It is an agreement between two parties to exchange the difference between the sell and buy price of a contract, multiplied by the quantity of units of the underlying asset as stipulated in the contract. This instrument is a product of the Over-the-Counter (OTC) market. This instrument appeals to customers with a relatively low deposit who would like to trade in capital intensive markets.

The official definition is that a Contract for Difference (CFD) is an agreement between two parties to exchange the difference between the opening price and the closing price of the contract, at the close of the contract, multiplied by the number of units of the underlying commodity specified within the contract. (If the difference is negative, then the buyer pays instead to the seller.)

Trades are conducted on a leveraged basis with margins typically ranging from 1% to 30% of the notional value for CFDs on leading equities. CFDs are currently available in listed and/or over-the-counter markets in the United Kingdom, Germany, Switzerland, Italy, Singapore, South Africa, Australia, Canada, New Zealand and most recently Sweden.

CFDs are no longer permitted in the United States, due to restrictions by the U.S. Securities and Exchange Commission on OTC financial instruments. Remember, CFDs are a leveraged product and can result in losses that exceed your initial deposit. CFDs may not be suitable for everyone, so please ensure that you fully understand the risks involved.

The most important advantages of CFDs are:

Low level of the initial deposit

Low commission rates

Elimination of the underlying commodities physical delivery risks

Leverage

Immediate dealing

 

Leverage Example

One of the most attractive aspects of trading CFDs is the easily available access to leverage. Leverage involves taking a small deposit and using it as a lever to borrow and gain access to a larger equivalent quantity of assets. CFDs use the power of leverage to trade which is one of the key reason they are such a powerful tool. CFDs are collateral financed, meaning you only need an initial margin of 1-30% of the total value of the trade to enter the position. For Example: If you wish to enter a position of 1000 BHP Shares at $35 each, usually you would need to front $35,000. Using CFDs, trading on a 5% margin, you would only need an initial deposit of $1,750. An example is the easiest way to show the power of leverage. If you had $1,750 to invest, and wished to purchase BHP at $35 and sell at $37, a standard trade would look as follows:

BUY: 50 x $35 = $1,750
SELL: 50 x $37 = $1,850
PROFIT = $100 or 5.7%

Using the power of leverage the above example reads as follows:

BUY: 1,000 x $35 = $1,750 (5% deposit) + $33,250
(95% borrowed funds)
SELL: 1,000 x $37 = $37,000
PROFIT = $2,000 or 114%

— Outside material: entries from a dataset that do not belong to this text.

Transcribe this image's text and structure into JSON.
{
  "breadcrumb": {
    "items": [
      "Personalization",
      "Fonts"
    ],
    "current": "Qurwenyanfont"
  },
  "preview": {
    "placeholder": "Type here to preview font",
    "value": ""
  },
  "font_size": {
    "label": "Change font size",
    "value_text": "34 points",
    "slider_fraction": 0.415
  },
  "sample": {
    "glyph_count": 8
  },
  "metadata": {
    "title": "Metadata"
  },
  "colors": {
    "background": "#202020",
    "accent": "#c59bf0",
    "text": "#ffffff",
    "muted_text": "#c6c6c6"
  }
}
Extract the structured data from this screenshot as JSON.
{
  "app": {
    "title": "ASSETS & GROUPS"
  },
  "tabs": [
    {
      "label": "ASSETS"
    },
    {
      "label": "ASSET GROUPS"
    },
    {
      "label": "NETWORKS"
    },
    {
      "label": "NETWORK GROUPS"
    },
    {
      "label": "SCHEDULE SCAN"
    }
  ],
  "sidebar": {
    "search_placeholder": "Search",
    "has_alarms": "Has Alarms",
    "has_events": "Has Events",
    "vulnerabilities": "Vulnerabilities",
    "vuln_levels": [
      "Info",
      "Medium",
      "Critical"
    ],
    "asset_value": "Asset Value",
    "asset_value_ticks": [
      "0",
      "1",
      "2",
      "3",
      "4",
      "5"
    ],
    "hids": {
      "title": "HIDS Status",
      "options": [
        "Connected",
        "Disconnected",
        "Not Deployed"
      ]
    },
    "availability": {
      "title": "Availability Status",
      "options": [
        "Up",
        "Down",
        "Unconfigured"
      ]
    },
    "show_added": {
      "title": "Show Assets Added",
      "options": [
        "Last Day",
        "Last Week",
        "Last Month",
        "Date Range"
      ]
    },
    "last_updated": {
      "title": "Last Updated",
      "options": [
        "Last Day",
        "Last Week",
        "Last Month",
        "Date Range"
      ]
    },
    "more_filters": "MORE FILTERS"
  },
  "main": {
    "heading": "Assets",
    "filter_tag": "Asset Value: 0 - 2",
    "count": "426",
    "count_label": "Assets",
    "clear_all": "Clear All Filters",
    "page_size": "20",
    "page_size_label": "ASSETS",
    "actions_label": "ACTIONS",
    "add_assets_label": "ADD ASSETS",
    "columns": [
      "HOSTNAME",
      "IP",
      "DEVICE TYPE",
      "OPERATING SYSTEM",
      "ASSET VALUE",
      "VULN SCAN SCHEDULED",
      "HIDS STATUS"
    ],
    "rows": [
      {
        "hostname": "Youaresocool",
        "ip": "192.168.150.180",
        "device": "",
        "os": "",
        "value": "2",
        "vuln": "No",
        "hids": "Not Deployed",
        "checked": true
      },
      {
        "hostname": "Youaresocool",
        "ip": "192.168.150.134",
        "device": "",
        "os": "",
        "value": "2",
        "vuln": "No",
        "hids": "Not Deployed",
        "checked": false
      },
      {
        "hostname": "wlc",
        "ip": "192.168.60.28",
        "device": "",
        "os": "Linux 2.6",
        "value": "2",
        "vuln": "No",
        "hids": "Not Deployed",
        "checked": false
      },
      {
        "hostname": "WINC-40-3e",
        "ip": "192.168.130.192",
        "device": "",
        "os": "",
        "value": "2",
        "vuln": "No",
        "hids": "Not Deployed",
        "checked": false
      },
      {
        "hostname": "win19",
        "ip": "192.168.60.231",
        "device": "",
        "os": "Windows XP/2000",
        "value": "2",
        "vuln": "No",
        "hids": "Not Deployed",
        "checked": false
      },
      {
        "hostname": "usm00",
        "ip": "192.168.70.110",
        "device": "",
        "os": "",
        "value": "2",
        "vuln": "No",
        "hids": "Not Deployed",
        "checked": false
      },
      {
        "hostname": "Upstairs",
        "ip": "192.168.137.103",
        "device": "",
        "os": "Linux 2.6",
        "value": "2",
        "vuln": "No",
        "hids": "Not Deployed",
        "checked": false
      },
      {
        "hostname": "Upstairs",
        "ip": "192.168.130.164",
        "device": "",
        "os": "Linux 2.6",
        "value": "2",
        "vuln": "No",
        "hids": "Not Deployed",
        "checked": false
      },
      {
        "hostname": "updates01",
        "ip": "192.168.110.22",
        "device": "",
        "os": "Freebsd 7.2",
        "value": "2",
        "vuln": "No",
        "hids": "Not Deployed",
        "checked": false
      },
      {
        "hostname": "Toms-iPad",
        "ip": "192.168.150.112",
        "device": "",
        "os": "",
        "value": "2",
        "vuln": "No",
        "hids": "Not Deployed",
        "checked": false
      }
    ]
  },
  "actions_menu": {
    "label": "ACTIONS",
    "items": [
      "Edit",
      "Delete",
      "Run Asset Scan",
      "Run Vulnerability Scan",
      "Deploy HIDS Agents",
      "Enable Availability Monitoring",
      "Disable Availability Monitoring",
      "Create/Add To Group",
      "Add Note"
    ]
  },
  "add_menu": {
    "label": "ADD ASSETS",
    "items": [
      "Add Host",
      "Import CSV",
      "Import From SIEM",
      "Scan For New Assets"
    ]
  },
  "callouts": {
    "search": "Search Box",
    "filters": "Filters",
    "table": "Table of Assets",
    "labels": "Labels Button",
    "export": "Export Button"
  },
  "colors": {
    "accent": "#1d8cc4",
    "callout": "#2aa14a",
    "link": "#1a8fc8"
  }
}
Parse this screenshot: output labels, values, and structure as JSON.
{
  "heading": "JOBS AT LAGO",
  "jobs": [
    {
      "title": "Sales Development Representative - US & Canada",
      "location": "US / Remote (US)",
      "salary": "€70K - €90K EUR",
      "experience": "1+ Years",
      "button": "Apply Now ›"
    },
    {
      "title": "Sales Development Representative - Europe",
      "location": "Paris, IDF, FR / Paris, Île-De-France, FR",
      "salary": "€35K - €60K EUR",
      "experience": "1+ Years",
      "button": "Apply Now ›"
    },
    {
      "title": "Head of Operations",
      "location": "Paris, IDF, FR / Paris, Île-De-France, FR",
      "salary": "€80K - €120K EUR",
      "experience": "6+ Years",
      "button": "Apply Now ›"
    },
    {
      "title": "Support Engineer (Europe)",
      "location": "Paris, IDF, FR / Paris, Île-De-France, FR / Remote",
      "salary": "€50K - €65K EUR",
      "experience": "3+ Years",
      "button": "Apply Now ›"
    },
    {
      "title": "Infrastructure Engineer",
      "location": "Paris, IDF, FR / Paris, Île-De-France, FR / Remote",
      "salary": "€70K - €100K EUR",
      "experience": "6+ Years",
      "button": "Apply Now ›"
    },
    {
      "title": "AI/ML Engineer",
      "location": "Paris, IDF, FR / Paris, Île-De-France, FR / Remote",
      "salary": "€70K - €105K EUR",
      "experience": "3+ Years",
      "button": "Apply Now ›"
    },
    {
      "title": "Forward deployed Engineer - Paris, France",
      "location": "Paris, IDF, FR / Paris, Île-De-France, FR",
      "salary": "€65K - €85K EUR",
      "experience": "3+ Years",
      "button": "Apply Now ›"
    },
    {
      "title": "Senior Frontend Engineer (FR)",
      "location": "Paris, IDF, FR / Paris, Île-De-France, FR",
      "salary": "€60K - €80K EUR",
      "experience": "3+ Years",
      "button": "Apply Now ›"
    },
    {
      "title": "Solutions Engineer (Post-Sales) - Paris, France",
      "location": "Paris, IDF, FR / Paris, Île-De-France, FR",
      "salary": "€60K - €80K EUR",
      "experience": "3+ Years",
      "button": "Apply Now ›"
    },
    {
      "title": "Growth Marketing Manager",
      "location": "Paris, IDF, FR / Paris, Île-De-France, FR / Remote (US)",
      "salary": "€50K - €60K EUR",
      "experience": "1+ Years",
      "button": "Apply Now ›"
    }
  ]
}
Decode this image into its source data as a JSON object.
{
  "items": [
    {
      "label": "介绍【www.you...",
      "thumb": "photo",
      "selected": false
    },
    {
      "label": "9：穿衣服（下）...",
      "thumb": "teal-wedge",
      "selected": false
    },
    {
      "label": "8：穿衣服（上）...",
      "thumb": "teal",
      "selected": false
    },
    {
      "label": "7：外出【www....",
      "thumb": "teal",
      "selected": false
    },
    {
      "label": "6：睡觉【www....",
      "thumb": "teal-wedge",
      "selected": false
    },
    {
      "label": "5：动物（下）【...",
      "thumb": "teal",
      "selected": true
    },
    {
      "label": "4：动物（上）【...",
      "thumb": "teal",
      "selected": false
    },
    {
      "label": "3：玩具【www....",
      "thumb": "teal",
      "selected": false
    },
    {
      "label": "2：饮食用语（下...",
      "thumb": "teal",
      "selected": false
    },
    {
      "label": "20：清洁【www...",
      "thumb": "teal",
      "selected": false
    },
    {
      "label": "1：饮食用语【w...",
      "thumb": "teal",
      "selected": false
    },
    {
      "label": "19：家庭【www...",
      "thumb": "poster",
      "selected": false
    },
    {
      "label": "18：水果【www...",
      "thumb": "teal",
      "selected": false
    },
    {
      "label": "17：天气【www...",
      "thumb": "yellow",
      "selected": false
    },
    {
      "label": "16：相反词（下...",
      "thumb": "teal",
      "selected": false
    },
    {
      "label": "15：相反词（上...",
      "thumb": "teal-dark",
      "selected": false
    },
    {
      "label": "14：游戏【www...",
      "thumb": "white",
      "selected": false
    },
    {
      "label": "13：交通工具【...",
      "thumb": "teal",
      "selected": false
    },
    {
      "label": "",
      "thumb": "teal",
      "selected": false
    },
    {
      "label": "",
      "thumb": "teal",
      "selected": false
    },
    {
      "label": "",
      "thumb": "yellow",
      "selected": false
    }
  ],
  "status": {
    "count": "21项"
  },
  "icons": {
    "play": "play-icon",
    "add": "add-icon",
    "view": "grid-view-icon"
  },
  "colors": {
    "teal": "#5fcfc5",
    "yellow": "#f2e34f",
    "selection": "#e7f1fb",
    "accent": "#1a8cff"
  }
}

As you can see the profit received after using leverage was far greater than without. It is important to note, that losses are also magnified when using leverage. Furthermore, Commodity markets are very volatile and give an excellent opportunity for CFD traders to make profit out of commodity price movements.